In a pragmatic conversation about responses to traffic violence, there are clear best practices for how effective different strategies are. Least effective are personal protective measures like safety gear, seat belts, and helmets.  This is not to say that personal protective gear is useless, but in a serious reckoning with our current traffic safety crisis, they’re a very limited tool for a variety of reasons and should not be a high priority or centerpiece of any traffic safety plan. Most of the time when someone says an airbag or helmet or seatbelt saved their life, it’s also true that it saved their life from something that should never have been allowed to happen in the first place.  

pedspeeds203040Similarly inefficient are administrative controls; speed limit and traffic code fit here.
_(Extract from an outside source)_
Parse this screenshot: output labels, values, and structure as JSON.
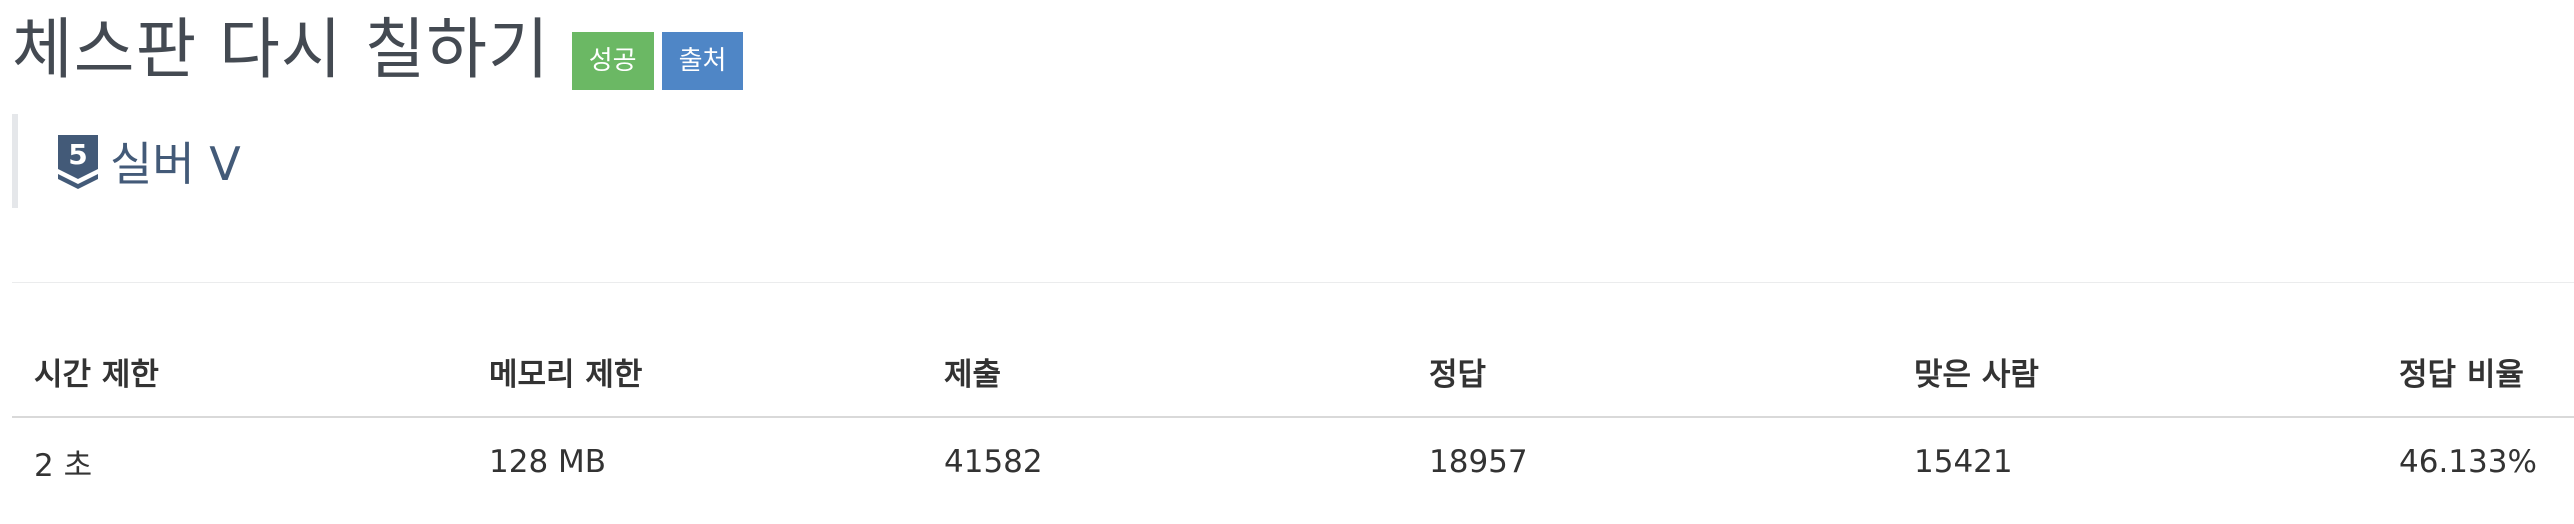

Yes, speed is a critical factor in traffic violence. Chances of survival of a traffic crash plunge from 90% to 10% when vehicle speed increases from 20 mph to 40 mph. But speed limits, by themselves, are less effective at controlling speed than they are at generating revenue from tickets. Think of a street or road near you that frequently hosts radar speed traps. Chances are good that there’s something wrong with the street that demands re-engineering, not more radar guns.  

See where this is headed?

If our goal is really fewer deaths on our streets and roads, defaulting to criminalizing and harshly punishing people who make bad decisions on badly engineered roads might not always be the most effective or most cost effective response to traffic violence. We should also take seriously the need to build a transportation system in which it’s much harder for bad decision-making to end tragically.


If you are angry that our city and county and state don’t take the safety of vulnerable road users seriously, you are right. If you think that our justice system should be a centerpiece of changing this, rather than our city and regional and transportation plans and budgets, and city council and county commissioner elections and policies, you are settling for an expensive and incomplete downstream response to an upstream problem. You are treating symptoms, not the disease.

We will be more successful in building safer streets when we are less concerned with how long offenders spend in jail and more interested in questions like:

  • Why is it so easy to get a driver’s license, and so hard to lose one?
  • Reciprocally: Why are we so reluctant to support policy and infrastructure that make living without a car or even driving less more feasible and less debilitating?
  • Why are the public safety, health, environmental, and economic impacts of over-reliance on single occupancy motor vehicles broadly subsidized?
  • Why do we prioritize increasing capacity for  law enforcement under the pretense of public safety, when traffic violence due to auto-centrism and bad infrastructure and land use is a much greater threat to public safety than crime is? Why are we told that  we can’t afford public transit and sidewalks when what we really can’t afford is more sprawl, more parking lots, more congestion, and more summers where getting across town by car is an all-day adventure due to construction?
  • Why do we resist development that deemphasizes SOV dependency?

Ernesto Weidenbrug’s Ghost Bike

These are, of course, complicated and nuanced challenges than require more sustained work and attention than locking up the symptoms. But complicated challenges demand complicated conversations, and usually, solving them requires collective will for change. It will require acknowledgement that a more just, safer community is a hands-on commitment. And it will require that we not allow the media or the public at large to change the subject when we are reminded by tragedy of the gravity and scope of the work.  

Streets and roads are the circulatory system of our neighborhoods and cities.  They connect us to work, school, food, church, civic engagement, recreation, and opportunity.  And their use is a right that is not reserved for one type of user over all others.  The bigger Northern Colorado gets, the more of us there are, the more urgent it becomes that we center our cities and streets around people, rather than cars.  


Chris J Johnson

Executive Director

Bike Fort Collins